* MATERIAL PROVIDED
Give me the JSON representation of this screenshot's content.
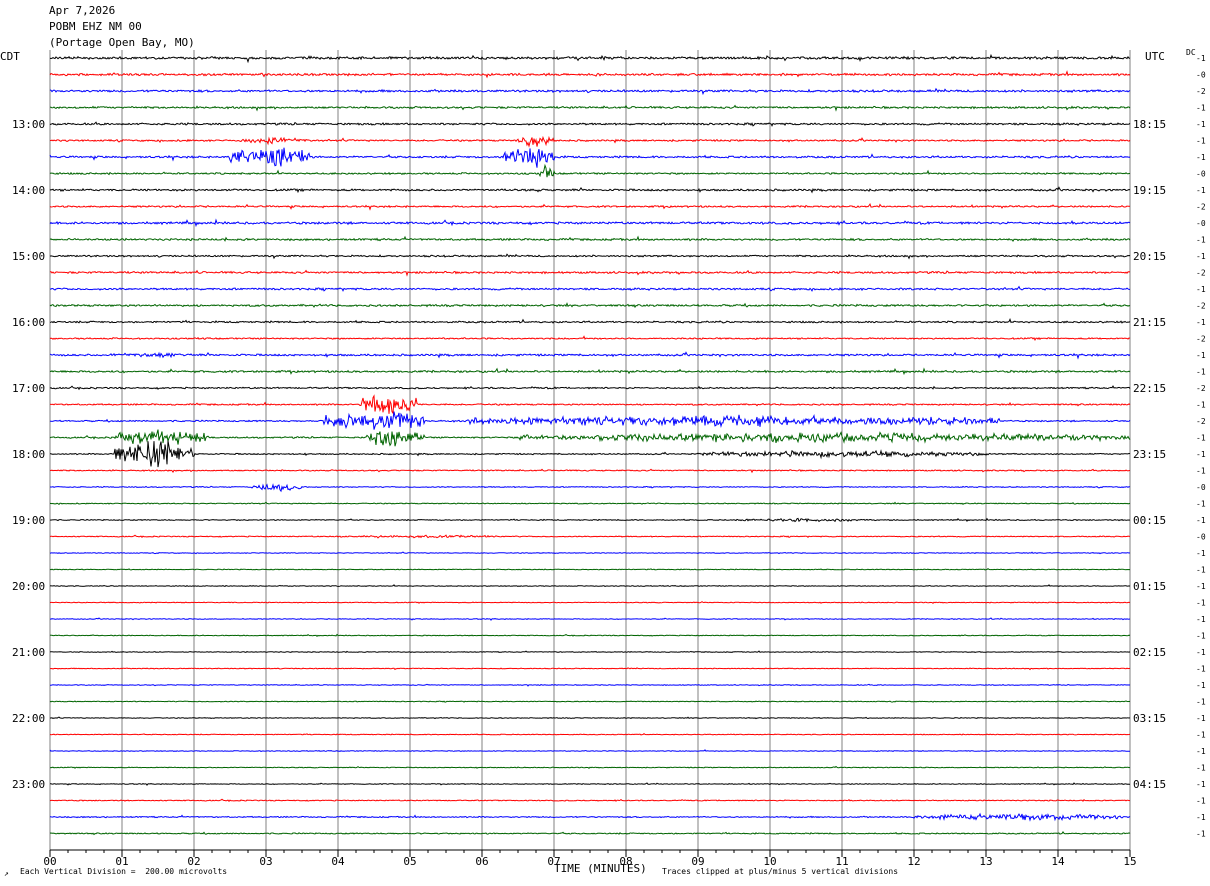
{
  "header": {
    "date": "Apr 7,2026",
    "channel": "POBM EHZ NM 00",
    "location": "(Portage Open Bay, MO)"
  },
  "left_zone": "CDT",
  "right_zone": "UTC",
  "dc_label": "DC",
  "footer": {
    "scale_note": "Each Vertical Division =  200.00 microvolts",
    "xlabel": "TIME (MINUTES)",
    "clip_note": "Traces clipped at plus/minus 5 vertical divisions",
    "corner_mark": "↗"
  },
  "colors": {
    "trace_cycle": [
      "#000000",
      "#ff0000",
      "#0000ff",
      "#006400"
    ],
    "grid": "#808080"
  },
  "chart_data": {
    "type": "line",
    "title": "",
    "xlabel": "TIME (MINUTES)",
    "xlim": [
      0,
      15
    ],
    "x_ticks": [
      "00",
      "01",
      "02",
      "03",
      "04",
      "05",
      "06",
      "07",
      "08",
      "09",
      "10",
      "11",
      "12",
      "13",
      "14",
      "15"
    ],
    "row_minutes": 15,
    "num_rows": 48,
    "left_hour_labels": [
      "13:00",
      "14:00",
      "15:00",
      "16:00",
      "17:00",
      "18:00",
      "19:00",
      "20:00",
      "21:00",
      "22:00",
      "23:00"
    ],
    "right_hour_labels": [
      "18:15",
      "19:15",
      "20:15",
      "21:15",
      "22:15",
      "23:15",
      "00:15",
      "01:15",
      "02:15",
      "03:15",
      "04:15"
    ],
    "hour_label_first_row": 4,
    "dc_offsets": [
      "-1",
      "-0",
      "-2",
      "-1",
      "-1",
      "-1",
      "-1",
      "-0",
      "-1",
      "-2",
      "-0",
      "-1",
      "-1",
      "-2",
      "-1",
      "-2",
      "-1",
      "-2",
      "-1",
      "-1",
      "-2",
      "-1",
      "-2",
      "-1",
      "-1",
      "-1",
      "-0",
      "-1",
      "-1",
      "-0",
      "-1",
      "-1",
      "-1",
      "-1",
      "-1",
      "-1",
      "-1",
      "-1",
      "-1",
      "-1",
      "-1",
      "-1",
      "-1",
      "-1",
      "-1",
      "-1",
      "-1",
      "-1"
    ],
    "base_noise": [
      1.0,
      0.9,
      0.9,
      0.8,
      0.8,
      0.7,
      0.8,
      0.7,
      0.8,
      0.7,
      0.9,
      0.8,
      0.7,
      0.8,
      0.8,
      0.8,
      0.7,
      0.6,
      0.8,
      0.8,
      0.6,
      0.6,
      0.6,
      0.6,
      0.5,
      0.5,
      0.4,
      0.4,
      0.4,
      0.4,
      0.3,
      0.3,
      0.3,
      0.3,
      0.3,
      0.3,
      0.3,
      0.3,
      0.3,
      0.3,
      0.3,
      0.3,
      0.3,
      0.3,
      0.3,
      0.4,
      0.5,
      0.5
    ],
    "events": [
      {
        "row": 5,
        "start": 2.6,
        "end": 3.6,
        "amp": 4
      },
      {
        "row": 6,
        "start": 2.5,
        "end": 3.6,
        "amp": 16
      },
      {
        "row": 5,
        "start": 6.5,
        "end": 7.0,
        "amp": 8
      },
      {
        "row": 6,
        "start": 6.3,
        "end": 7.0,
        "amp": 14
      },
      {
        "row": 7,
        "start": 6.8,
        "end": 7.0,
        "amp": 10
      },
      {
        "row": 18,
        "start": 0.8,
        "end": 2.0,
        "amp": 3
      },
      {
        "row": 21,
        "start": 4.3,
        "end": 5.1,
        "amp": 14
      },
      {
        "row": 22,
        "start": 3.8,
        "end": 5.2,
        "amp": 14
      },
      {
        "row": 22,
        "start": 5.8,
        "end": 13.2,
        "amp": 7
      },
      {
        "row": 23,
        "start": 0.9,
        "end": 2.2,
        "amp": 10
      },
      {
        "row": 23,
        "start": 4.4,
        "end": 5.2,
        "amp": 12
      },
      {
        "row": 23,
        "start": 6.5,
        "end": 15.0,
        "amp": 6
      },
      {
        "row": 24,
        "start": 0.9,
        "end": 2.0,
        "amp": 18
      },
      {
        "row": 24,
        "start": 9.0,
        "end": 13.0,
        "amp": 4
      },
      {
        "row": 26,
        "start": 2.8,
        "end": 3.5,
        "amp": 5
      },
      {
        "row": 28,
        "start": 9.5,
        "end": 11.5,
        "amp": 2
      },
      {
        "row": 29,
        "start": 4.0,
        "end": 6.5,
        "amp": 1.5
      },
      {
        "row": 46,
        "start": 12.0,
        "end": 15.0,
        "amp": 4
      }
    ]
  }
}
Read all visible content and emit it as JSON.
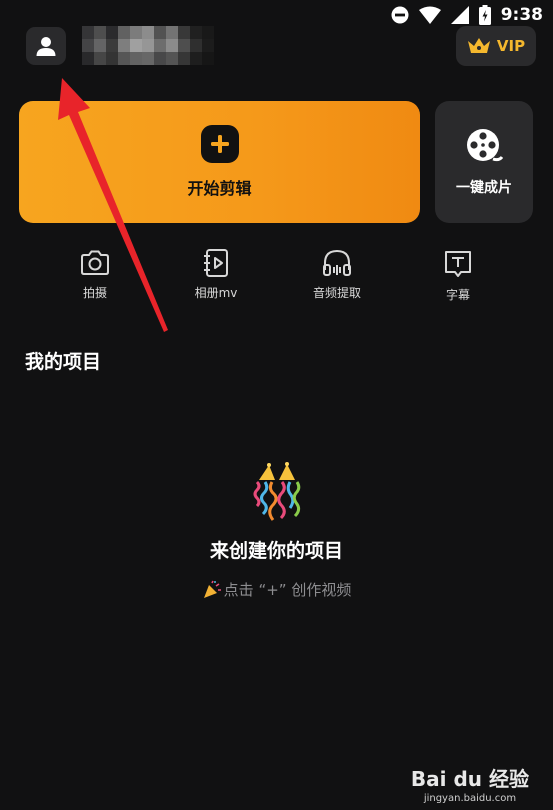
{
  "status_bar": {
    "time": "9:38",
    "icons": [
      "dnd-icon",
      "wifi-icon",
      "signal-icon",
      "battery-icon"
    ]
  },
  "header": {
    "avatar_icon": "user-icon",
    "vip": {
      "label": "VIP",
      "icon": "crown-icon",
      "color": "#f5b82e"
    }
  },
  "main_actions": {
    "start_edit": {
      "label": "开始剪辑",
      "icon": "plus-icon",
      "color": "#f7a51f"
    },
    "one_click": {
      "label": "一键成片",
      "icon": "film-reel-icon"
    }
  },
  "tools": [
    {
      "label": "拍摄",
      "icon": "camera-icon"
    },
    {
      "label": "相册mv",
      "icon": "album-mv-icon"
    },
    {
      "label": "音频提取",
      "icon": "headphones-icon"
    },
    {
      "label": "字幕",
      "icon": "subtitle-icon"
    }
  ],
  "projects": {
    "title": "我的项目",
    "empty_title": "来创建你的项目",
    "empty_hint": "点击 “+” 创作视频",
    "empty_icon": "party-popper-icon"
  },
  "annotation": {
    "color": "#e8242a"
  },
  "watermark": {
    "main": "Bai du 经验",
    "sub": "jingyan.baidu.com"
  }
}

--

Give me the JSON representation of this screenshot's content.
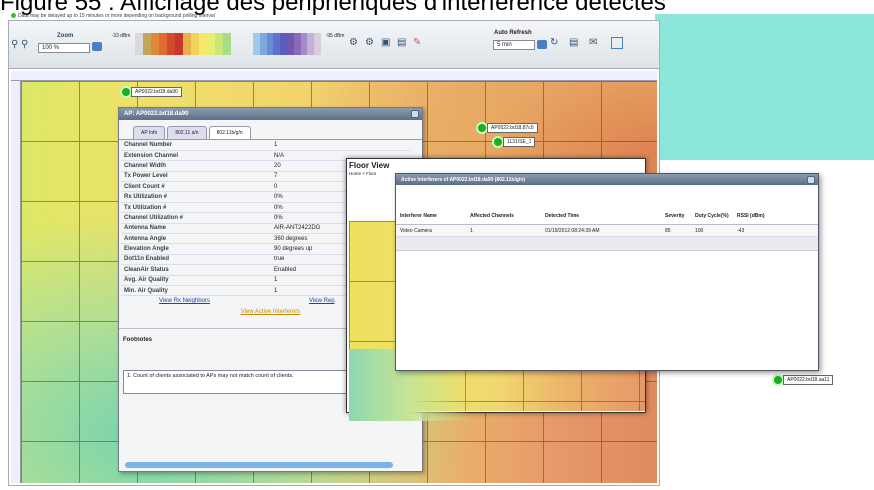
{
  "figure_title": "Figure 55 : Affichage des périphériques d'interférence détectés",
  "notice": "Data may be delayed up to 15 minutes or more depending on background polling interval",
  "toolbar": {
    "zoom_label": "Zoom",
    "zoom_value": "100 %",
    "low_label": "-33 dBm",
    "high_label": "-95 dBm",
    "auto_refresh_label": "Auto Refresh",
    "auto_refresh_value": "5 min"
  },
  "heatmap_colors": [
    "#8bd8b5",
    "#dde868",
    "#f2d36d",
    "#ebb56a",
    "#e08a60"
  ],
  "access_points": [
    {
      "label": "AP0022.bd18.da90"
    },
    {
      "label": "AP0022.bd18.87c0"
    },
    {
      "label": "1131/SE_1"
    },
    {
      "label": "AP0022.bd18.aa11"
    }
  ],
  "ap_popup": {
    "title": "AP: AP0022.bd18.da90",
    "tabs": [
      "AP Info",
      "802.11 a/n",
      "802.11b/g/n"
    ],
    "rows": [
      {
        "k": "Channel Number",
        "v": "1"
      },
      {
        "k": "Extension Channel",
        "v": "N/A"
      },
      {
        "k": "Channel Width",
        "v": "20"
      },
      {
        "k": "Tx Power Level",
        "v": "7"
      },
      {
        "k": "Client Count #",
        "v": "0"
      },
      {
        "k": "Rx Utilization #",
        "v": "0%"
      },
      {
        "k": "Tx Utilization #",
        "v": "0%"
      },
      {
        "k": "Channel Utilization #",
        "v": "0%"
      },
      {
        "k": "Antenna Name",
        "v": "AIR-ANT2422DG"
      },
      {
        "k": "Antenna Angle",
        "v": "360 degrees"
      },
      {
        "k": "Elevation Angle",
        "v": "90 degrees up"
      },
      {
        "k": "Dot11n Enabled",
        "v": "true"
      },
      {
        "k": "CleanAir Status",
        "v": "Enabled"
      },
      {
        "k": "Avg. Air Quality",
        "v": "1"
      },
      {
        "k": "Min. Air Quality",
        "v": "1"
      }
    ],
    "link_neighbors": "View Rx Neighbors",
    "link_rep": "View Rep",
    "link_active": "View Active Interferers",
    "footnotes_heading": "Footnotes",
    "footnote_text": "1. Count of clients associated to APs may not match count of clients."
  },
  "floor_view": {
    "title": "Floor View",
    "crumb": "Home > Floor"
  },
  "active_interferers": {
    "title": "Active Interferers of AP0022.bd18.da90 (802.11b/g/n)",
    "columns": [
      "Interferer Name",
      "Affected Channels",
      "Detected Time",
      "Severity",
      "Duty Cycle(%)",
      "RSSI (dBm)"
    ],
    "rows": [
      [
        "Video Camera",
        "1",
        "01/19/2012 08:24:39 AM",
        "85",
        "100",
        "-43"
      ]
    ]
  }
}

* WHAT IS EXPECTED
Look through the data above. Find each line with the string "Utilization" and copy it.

* COMPLETED EXERCISE
        "k": "Rx Utilization #",
        "k": "Tx Utilization #",
        "k": "Channel Utilization #",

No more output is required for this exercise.